The entries should be given again so that each one matches the original exactly.

▶ **EXERCISE INPUT**
****************************************

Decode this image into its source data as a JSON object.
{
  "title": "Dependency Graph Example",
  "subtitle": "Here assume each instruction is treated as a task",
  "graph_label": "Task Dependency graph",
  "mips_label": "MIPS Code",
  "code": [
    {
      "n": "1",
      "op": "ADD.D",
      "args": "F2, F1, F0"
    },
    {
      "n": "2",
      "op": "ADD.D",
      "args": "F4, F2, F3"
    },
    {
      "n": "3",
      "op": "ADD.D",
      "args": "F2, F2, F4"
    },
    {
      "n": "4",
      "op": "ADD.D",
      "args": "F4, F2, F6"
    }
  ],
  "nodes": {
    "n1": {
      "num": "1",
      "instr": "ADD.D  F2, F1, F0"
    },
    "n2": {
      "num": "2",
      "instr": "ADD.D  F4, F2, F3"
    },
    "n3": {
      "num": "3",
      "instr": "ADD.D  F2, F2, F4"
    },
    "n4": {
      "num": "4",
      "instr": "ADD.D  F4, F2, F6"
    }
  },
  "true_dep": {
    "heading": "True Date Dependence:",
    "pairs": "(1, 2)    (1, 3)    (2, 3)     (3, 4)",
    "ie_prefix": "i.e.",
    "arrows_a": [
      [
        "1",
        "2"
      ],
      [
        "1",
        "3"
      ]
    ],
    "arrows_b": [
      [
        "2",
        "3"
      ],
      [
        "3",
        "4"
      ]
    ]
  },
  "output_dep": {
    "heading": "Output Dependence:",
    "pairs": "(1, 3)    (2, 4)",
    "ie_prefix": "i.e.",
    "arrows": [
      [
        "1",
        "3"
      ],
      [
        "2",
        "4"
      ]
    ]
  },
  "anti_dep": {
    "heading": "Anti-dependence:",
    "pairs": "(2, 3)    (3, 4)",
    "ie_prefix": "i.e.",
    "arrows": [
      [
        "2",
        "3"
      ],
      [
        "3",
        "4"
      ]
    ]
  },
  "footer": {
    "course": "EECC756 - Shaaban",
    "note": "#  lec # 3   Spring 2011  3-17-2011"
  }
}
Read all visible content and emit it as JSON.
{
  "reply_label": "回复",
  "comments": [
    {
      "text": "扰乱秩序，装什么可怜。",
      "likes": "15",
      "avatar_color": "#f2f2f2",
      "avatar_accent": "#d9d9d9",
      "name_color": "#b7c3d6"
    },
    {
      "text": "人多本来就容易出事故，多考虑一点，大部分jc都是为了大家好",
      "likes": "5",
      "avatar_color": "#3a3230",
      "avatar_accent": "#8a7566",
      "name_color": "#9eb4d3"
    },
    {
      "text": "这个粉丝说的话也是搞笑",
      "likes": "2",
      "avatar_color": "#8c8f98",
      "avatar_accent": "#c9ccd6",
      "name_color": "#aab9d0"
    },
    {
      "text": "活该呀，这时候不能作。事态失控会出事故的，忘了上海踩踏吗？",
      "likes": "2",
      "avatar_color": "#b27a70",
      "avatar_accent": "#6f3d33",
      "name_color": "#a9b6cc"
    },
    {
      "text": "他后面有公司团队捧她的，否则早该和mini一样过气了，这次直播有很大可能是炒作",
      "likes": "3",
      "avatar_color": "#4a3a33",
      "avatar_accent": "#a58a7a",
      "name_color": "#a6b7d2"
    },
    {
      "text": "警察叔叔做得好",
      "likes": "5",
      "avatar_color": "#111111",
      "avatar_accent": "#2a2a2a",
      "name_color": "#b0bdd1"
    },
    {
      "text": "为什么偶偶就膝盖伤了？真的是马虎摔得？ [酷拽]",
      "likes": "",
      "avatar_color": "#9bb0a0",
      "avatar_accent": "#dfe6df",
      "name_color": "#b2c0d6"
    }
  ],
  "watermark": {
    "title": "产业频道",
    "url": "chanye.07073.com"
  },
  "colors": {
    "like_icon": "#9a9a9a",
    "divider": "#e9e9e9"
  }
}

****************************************

▶ **ANSWER TO THIS TASK**
Decode this image into its source data as a JSON object.
{
  "title": "Dependency Graph Example",
  "subtitle": "Here assume each instruction is treated as a task",
  "graph_label": "Task Dependency graph",
  "mips_label": "MIPS Code",
  "code": [
    {
      "n": "1",
      "op": "ADD.D",
      "args": "F2, F1, F0"
    },
    {
      "n": "2",
      "op": "ADD.D",
      "args": "F4, F2, F3"
    },
    {
      "n": "3",
      "op": "ADD.D",
      "args": "F2, F2, F4"
    },
    {
      "n": "4",
      "op": "ADD.D",
      "args": "F4, F2, F6"
    }
  ],
  "nodes": {
    "n1": {
      "num": "1",
      "instr": "ADD.D  F2, F1, F0"
    },
    "n2": {
      "num": "2",
      "instr": "ADD.D  F4, F2, F3"
    },
    "n3": {
      "num": "3",
      "instr": "ADD.D  F2, F2, F4"
    },
    "n4": {
      "num": "4",
      "instr": "ADD.D  F4, F2, F6"
    }
  },
  "true_dep": {
    "heading": "True Date Dependence:",
    "pairs": "(1, 2)    (1, 3)    (2, 3)     (3, 4)",
    "ie_prefix": "i.e.",
    "arrows_a": [
      [
        "1",
        "2"
      ],
      [
        "1",
        "3"
      ]
    ],
    "arrows_b": [
      [
        "2",
        "3"
      ],
      [
        "3",
        "4"
      ]
    ]
  },
  "output_dep": {
    "heading": "Output Dependence:",
    "pairs": "(1, 3)    (2, 4)",
    "ie_prefix": "i.e.",
    "arrows": [
      [
        "1",
        "3"
      ],
      [
        "2",
        "4"
      ]
    ]
  },
  "anti_dep": {
    "heading": "Anti-dependence:",
    "pairs": "(2, 3)    (3, 4)",
    "ie_prefix": "i.e.",
    "arrows": [
      [
        "2",
        "3"
      ],
      [
        "3",
        "4"
      ]
    ]
  },
  "footer": {
    "course": "EECC756 - Shaaban",
    "note": "#  lec # 3   Spring 2011  3-17-2011"
  }
}
Read all visible content and emit it as JSON.
{
  "reply_label": "回复",
  "comments": [
    {
      "text": "扰乱秩序，装什么可怜。",
      "likes": "15",
      "avatar_color": "#f2f2f2",
      "avatar_accent": "#d9d9d9",
      "name_color": "#b7c3d6"
    },
    {
      "text": "人多本来就容易出事故，多考虑一点，大部分jc都是为了大家好",
      "likes": "5",
      "avatar_color": "#3a3230",
      "avatar_accent": "#8a7566",
      "name_color": "#9eb4d3"
    },
    {
      "text": "这个粉丝说的话也是搞笑",
      "likes": "2",
      "avatar_color": "#8c8f98",
      "avatar_accent": "#c9ccd6",
      "name_color": "#aab9d0"
    },
    {
      "text": "活该呀，这时候不能作。事态失控会出事故的，忘了上海踩踏吗？",
      "likes": "2",
      "avatar_color": "#b27a70",
      "avatar_accent": "#6f3d33",
      "name_color": "#a9b6cc"
    },
    {
      "text": "他后面有公司团队捧她的，否则早该和mini一样过气了，这次直播有很大可能是炒作",
      "likes": "3",
      "avatar_color": "#4a3a33",
      "avatar_accent": "#a58a7a",
      "name_color": "#a6b7d2"
    },
    {
      "text": "警察叔叔做得好",
      "likes": "5",
      "avatar_color": "#111111",
      "avatar_accent": "#2a2a2a",
      "name_color": "#b0bdd1"
    },
    {
      "text": "为什么偶偶就膝盖伤了？真的是马虎摔得？ [酷拽]",
      "likes": "",
      "avatar_color": "#9bb0a0",
      "avatar_accent": "#dfe6df",
      "name_color": "#b2c0d6"
    }
  ],
  "watermark": {
    "title": "产业频道",
    "url": "chanye.07073.com"
  },
  "colors": {
    "like_icon": "#9a9a9a",
    "divider": "#e9e9e9"
  }
}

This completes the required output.